The Sanders family still had access to land that was obtained through the enrollment of Sam and Walton, and Louisa's brothers Houston, and Sam Jr.  For many years, this Sanders lived in what became Le Flore County Oklahoma, around Heavener Oklahoma  as George the father worked in the mines. He and Louisa raised their children in Le Flore County, where they remained well into the 1940s. 

Their close cousins the Waltons had moved into Fort Smith to obtain high school education for the Walton sons, Samuel Louis, and Richard Daniel . They, like the Sanders remained in Fort Smith. And meanwhile, another branch of the Sanders line moved to Bakersfield California where they remain to this day.

Descendants Today

Through Bennie Sanders and daughter Ruthie Sanders Bradley, the family continues to thrive in Western Arkansas. Through George Sanders Jr., the line continues through the families now based in Bakersfield California.

 Within various families branches of the extended family, the ties to the cultural base in which they lived remained strong. Sallie, the family matriarch was always known to be Choctaw, as she spoke the language, and practiced many cultural traditions. Many of her great grandchildren from both Sanders and Walton branches, recall her teaching them words and phrases in Choctaw. Her brother "Uncle Joe" would occasionally visit the family in Arkansas, and some elders still recall his visits.

Ethel, the one of the daughters of George and Louisa died as a young girl at the tender age of nine years. John Henry lived to adulthood, and worked as a mechanic for Texaco in Poteau Oklahoma for most of his life with his wife Augustus Sanders a popular school teacher in the black school in Poteau. Easter Sanders lived to be 91 years of age and died in 1999 in McAlister Oklahoma.

Easter Sanders - Personal collection

The family always knew and spoke of their Grandma Sallie and considered her to be a traditional Choctaw woman. Cousins in California who descended from George and Louisa throughout the years spoke of having been denied their rights as Choctaws, since their mother Louisa had been enrolled.

I first made contact with some of the California Sanders cousins who descended from George Sanders, one of the younger children of Louisa and George. Their father George had asked in his final days that they continue the family's quest to prove their Choctaw history. 

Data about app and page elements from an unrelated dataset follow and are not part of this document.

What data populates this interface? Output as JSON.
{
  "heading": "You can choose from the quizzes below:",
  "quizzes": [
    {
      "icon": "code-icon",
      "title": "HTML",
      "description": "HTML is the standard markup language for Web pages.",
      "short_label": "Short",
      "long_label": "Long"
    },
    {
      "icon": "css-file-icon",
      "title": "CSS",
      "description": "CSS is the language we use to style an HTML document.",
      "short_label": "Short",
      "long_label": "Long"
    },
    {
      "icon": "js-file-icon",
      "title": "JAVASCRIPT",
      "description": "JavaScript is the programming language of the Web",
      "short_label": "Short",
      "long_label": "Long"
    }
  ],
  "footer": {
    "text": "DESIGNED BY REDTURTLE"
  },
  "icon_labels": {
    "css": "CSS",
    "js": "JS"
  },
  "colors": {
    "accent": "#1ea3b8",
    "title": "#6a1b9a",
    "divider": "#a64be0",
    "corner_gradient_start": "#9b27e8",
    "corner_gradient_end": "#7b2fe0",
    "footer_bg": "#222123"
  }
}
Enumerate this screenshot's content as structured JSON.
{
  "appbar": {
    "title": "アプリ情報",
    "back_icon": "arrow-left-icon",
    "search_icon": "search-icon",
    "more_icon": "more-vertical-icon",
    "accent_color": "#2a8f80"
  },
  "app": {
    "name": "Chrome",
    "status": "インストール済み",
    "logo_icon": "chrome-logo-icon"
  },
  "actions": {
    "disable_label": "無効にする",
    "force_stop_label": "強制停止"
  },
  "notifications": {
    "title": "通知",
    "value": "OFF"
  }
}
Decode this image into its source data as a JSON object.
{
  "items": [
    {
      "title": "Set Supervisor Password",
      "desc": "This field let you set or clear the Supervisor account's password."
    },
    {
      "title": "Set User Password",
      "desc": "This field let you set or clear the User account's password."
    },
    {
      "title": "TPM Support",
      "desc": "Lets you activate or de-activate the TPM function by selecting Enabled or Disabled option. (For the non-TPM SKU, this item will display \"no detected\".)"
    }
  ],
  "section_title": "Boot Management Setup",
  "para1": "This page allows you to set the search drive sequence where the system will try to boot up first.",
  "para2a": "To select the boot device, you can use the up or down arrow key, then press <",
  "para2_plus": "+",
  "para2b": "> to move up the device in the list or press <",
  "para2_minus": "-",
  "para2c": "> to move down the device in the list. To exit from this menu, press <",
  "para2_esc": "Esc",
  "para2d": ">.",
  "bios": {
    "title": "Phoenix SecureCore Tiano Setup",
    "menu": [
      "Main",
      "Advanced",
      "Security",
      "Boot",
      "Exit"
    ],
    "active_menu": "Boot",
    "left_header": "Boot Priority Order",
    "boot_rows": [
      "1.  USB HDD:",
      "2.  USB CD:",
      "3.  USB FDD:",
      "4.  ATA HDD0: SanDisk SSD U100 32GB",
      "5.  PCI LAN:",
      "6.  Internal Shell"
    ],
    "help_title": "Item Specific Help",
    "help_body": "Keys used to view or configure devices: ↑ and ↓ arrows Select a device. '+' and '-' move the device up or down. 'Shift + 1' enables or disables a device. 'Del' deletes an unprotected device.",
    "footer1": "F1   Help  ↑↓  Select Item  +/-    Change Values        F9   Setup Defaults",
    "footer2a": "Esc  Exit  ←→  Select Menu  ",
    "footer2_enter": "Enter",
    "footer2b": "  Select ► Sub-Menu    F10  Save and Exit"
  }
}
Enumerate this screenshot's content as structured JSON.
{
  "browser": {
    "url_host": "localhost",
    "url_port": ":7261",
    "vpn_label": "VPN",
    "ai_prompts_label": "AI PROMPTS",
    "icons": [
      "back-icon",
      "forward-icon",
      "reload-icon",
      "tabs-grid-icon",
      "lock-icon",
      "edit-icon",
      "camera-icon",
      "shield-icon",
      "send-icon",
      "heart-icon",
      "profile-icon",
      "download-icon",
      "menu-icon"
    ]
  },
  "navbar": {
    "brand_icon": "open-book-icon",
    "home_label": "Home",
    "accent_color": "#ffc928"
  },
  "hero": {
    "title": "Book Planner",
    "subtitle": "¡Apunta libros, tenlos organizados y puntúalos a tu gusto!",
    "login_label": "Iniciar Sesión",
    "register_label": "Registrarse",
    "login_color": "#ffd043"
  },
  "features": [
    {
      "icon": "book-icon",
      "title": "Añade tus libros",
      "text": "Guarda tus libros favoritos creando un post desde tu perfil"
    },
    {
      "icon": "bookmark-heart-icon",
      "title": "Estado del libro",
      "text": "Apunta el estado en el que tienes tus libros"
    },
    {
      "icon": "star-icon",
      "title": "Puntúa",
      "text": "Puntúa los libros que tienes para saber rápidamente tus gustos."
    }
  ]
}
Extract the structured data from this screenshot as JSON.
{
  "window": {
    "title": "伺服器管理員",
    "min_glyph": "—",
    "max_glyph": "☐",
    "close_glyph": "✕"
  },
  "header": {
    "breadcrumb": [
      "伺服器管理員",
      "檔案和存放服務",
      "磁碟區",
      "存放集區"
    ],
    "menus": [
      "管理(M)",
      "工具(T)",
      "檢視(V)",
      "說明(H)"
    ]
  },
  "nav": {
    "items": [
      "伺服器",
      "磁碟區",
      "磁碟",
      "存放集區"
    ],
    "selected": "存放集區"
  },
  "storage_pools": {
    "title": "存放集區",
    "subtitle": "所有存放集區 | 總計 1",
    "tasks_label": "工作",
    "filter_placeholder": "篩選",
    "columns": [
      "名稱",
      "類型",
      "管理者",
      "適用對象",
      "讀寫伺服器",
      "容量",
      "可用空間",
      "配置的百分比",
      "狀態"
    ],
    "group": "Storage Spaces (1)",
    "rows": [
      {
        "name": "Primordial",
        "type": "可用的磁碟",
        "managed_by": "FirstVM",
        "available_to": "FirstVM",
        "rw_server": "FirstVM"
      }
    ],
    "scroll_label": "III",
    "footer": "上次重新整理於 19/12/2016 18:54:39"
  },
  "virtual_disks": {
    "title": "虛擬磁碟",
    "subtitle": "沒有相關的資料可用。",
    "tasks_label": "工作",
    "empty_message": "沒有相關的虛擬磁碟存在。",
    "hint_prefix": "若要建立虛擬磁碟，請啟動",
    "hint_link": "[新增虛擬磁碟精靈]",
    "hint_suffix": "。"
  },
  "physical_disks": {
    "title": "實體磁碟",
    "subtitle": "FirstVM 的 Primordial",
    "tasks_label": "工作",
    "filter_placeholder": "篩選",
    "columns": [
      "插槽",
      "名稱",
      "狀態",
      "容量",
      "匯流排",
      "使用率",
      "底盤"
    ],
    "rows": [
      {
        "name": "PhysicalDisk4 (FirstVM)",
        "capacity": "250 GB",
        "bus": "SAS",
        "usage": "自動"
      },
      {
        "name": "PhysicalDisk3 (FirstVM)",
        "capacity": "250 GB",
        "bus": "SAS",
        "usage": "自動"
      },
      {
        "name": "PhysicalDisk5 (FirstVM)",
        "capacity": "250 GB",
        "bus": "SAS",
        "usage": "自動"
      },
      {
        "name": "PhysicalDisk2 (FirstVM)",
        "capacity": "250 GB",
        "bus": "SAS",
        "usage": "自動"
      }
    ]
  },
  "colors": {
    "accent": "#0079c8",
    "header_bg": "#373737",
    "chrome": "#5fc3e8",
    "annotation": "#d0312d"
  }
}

There is no land to obtain now, and admission to the nation will not come to them, but through history, their history and documented tie to the land of their father's birth has been completed. Born of the Choctaw Nation, their roots are already proven, and hopefully they will find  peace knowing that their ties are there and cannot be denied.

-John Henry, Ethel, Easter,  and later George and Ben were the children of George and Louisa Ingram Sanders.
-Louisa  was the daughter of Sallie Walton
-Sallie was the daughter Amanda Perry.
-Amanda was the daughter of Kitty Crow
-Kitty  whose parents are unknown came with the Perrys clan from Yalobusha County Mississippi on the Trail of Tears.

Kitty was the oldest person enslaved in the Perry clan, and Kitty, Amanda, and Sallie would not see freedom until 1866. Their ties to the Choctaw Nation before and after removal are strong and are well documented and the descendants of all from George Sanders Sr. to Ruthie Sanders Bradley can know that their history is strongly rooted upon the soil, and upon the pages of history.

These families are important to me, because they, like myself, all descend from Sallie Walton. Our legacy is a strong one, and status on the roll or not--we have a history that deserves to be told, to be honored and to be celebrated.

This is the 52nd article in a 52 article devoted to sharing histories of families once held as enslaved people in Indian Territory, now known as Oklahoma. The focus has been on the Five Civilized Tribes, and these posts have been part of an ongoing project to document 52 families in 52 weeks.

1 comment:

Unknown said...

I think I might be part of one of those missing families